So was it tougher or easier than they'd anticipated?
'We started the trip with an open mind, not knowing what to expect' Peter told us.
'Upon reflection we both feel that we did not need to push ourselves as hard as expected, however there were most definitely times when we found it tough. For Joe it came fairly early on; by day five his achilles tendon had swelled up which then put doubt in his mind, but after a few days the swelling reduced and we were able to continue. For me it came after drinking stagnant water, causing stomach cramps for most of the day we spent on the Grey Corries and Ben Nevis.'
'On the whole the weather was good for us, especially considering the weather the rest of the UK has experienced. I think we saw pretty much every type of weather: white-out blizzard conditions on Ben Avon on day two followed by a heat wave in the Cairngorms and then typical, cloudy and misty conditions forcing us to navigate more precisely.'
'There were definitely a few tougher than average days' Peter says.
'Our Ben Alder Cottage bothy trip was somewhat of a comedy of (planned) errors. When shopping we decided to buy a high carb loaf of exotic bread. When we arrived at the bothy we were excited about this bread, but unfortunately for us it tasted remarkably like bird food; it was so bad that we decided to go without food rather than eat it. Our light weight approach meant that we decided to not take sleeping bags which led to an uncomfortable night.'
What would an average day look like in terms of distance/ascent?
'When planning the routes we worked out the days in term of hours rather than distance, taking into account terrian, height gain, distance etc. On most of our days we would start walking around about 9/10 am and return around 8/9pm so 10/11 hours would be average, with some days that were shorter, returning around 6pm and some that were longer, returning around 1am. When we did the six Torridons and Ben Wyvis in a day we set off at 11.30am and walked off Ben Wyvis at 4.30am.'
The pair took four full rest days, and only on a further four days did they walk a single Munro; multiple summits were the norm.
So after two months on the trot, what shape are they in physically?
'We don't feel fatigued in any way' says Peter. 'If anything we probably feel better than when we started. Our knees and ankles are slightly painful but that's about it.'
What it is to be young.
Now they've done them all, what is their impression of the Munros – any particular favourite peaks or areas?
'Joe and I both feel it is important to highlight that the Munros were just a by-product of the trip, an excuse almost to challenge ourselves in the Scottish hills and experience a journey of a lifetime' says Peter. 'The success of the trip does not lie in completing the Munros, but in our experiences, the people we met, and the things we saw.'

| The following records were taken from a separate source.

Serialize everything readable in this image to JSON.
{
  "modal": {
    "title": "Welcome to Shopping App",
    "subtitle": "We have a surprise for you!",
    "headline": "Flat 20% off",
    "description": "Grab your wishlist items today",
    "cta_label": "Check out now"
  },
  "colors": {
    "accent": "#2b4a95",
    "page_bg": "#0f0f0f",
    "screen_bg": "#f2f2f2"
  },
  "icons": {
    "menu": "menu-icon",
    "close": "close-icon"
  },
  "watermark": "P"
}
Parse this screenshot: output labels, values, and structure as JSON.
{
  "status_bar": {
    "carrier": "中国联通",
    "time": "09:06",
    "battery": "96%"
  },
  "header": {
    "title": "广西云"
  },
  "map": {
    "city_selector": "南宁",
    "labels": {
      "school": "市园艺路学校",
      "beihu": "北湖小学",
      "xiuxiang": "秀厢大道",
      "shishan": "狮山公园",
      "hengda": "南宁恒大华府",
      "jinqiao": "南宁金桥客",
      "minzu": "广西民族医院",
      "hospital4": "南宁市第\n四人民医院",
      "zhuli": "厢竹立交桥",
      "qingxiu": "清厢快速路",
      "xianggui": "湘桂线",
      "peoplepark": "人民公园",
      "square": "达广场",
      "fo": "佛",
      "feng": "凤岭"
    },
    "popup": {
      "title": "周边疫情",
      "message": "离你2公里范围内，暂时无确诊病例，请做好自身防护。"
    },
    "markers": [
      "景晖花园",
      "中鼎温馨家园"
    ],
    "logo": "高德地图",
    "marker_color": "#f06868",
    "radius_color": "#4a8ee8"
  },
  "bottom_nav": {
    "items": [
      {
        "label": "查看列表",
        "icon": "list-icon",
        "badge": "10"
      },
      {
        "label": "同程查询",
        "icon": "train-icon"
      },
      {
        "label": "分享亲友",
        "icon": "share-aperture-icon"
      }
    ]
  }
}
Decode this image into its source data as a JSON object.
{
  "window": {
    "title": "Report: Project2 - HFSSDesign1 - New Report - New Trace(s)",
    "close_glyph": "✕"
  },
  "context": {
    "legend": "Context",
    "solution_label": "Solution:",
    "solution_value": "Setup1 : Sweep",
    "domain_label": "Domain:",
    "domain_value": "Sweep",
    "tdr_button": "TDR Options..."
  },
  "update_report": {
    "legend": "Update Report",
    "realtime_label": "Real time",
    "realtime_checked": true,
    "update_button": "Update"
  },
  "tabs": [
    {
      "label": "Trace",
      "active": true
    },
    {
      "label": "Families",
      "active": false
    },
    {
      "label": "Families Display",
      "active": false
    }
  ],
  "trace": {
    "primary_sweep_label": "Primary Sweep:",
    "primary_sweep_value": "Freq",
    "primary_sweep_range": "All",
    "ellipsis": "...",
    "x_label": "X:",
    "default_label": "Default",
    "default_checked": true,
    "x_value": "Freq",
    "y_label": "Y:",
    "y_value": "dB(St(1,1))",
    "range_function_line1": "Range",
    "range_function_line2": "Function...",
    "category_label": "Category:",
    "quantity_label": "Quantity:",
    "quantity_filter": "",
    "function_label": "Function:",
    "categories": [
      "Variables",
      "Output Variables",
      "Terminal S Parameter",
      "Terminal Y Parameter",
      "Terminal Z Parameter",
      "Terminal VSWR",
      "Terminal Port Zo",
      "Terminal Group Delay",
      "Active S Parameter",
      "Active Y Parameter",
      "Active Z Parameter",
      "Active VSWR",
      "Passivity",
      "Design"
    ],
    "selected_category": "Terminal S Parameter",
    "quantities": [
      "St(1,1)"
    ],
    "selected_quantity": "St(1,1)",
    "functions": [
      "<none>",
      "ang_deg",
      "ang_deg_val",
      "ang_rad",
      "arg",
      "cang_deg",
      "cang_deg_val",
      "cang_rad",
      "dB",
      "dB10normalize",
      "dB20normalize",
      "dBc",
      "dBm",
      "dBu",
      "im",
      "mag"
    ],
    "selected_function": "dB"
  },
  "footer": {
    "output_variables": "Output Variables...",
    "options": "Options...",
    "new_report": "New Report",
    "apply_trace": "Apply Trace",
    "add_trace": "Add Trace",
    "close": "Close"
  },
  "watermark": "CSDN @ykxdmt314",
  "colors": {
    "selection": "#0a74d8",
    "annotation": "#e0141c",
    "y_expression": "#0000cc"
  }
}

'Of the many things we can take away from this trip, the generosity of complete strangers really stood out. All the people who gave us lifts while hitch hiking, and the people who sent us emails of support. One person even put a £30 tab behind a bar for us! We are very humbled by this and hopefully we can learn from this as we return into normality.'
For more day-by-day detail see their blog.
In advance of controversial anti wild camping byelaws due to come into effect next year in key sites across Loch Lomond and the... Read more
In May we reported that Nicky Spinks had completed a double Bob Graham Round, in a new record time of 45 hours and 30 minutes.... Read more
On Sunday 25th September, north of England-based walker Jenny Hatfield became the first female to finish Britain's toughest... Read more
Following a recent survey of its height, the Arrochar peak of has been promoted to Corbett status. The OS have upped it to... Read more